:: Assignment ::
Although the listing contains pictures, reproduce only its text, exactly as written.

:: Information ::
__________________________________________________

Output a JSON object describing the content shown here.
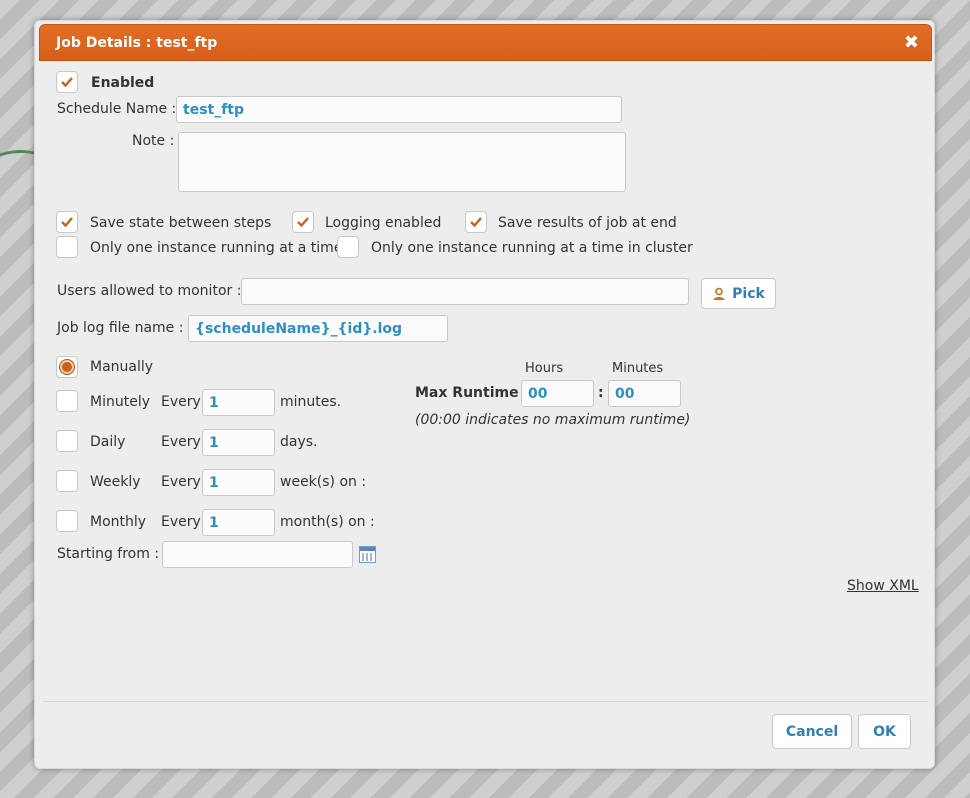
{
  "dialog": {
    "title": "Job Details : test_ftp",
    "close_glyph": "✖"
  },
  "enabled": {
    "label": "Enabled",
    "checked": true
  },
  "schedule_name": {
    "label": "Schedule Name :",
    "value": "test_ftp"
  },
  "note": {
    "label": "Note :",
    "value": ""
  },
  "options": {
    "save_state": {
      "label": "Save state between steps",
      "checked": true
    },
    "logging": {
      "label": "Logging enabled",
      "checked": true
    },
    "save_results": {
      "label": "Save results of job at end",
      "checked": true
    },
    "one_instance": {
      "label": "Only one instance running at a time",
      "checked": false
    },
    "one_instance_cluster": {
      "label": "Only one instance running at a time in cluster",
      "checked": false
    }
  },
  "users_monitor": {
    "label": "Users allowed to monitor :",
    "value": "",
    "pick_label": "Pick"
  },
  "log_file": {
    "label": "Job log file name :",
    "value": "{scheduleName}_{id}.log"
  },
  "schedule": {
    "manually": {
      "label": "Manually",
      "selected": true
    },
    "every_label": "Every",
    "minutely": {
      "label": "Minutely",
      "value": "1",
      "unit": "minutes."
    },
    "daily": {
      "label": "Daily",
      "value": "1",
      "unit": "days."
    },
    "weekly": {
      "label": "Weekly",
      "value": "1",
      "unit": "week(s) on :"
    },
    "monthly": {
      "label": "Monthly",
      "value": "1",
      "unit": "month(s) on :"
    },
    "starting_from": {
      "label": "Starting from :",
      "value": ""
    }
  },
  "max_runtime": {
    "label": "Max Runtime :",
    "hours_header": "Hours",
    "minutes_header": "Minutes",
    "hours": "00",
    "minutes": "00",
    "separator": ":",
    "hint": "(00:00 indicates no maximum runtime)"
  },
  "show_xml": "Show XML",
  "footer": {
    "cancel": "Cancel",
    "ok": "OK"
  },
  "colors": {
    "accent": "#d85f1a",
    "link_blue": "#2e7fb2",
    "check": "#c4621f"
  }
}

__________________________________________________

:: Answer below ::
Output a JSON object describing the content shown here.
{
  "dialog": {
    "title": "Job Details : test_ftp",
    "close_glyph": "✖"
  },
  "enabled": {
    "label": "Enabled",
    "checked": true
  },
  "schedule_name": {
    "label": "Schedule Name :",
    "value": "test_ftp"
  },
  "note": {
    "label": "Note :",
    "value": ""
  },
  "options": {
    "save_state": {
      "label": "Save state between steps",
      "checked": true
    },
    "logging": {
      "label": "Logging enabled",
      "checked": true
    },
    "save_results": {
      "label": "Save results of job at end",
      "checked": true
    },
    "one_instance": {
      "label": "Only one instance running at a time",
      "checked": false
    },
    "one_instance_cluster": {
      "label": "Only one instance running at a time in cluster",
      "checked": false
    }
  },
  "users_monitor": {
    "label": "Users allowed to monitor :",
    "value": "",
    "pick_label": "Pick"
  },
  "log_file": {
    "label": "Job log file name :",
    "value": "{scheduleName}_{id}.log"
  },
  "schedule": {
    "manually": {
      "label": "Manually",
      "selected": true
    },
    "every_label": "Every",
    "minutely": {
      "label": "Minutely",
      "value": "1",
      "unit": "minutes."
    },
    "daily": {
      "label": "Daily",
      "value": "1",
      "unit": "days."
    },
    "weekly": {
      "label": "Weekly",
      "value": "1",
      "unit": "week(s) on :"
    },
    "monthly": {
      "label": "Monthly",
      "value": "1",
      "unit": "month(s) on :"
    },
    "starting_from": {
      "label": "Starting from :",
      "value": ""
    }
  },
  "max_runtime": {
    "label": "Max Runtime :",
    "hours_header": "Hours",
    "minutes_header": "Minutes",
    "hours": "00",
    "minutes": "00",
    "separator": ":",
    "hint": "(00:00 indicates no maximum runtime)"
  },
  "show_xml": "Show XML",
  "footer": {
    "cancel": "Cancel",
    "ok": "OK"
  },
  "colors": {
    "accent": "#d85f1a",
    "link_blue": "#2e7fb2",
    "check": "#c4621f"
  }
}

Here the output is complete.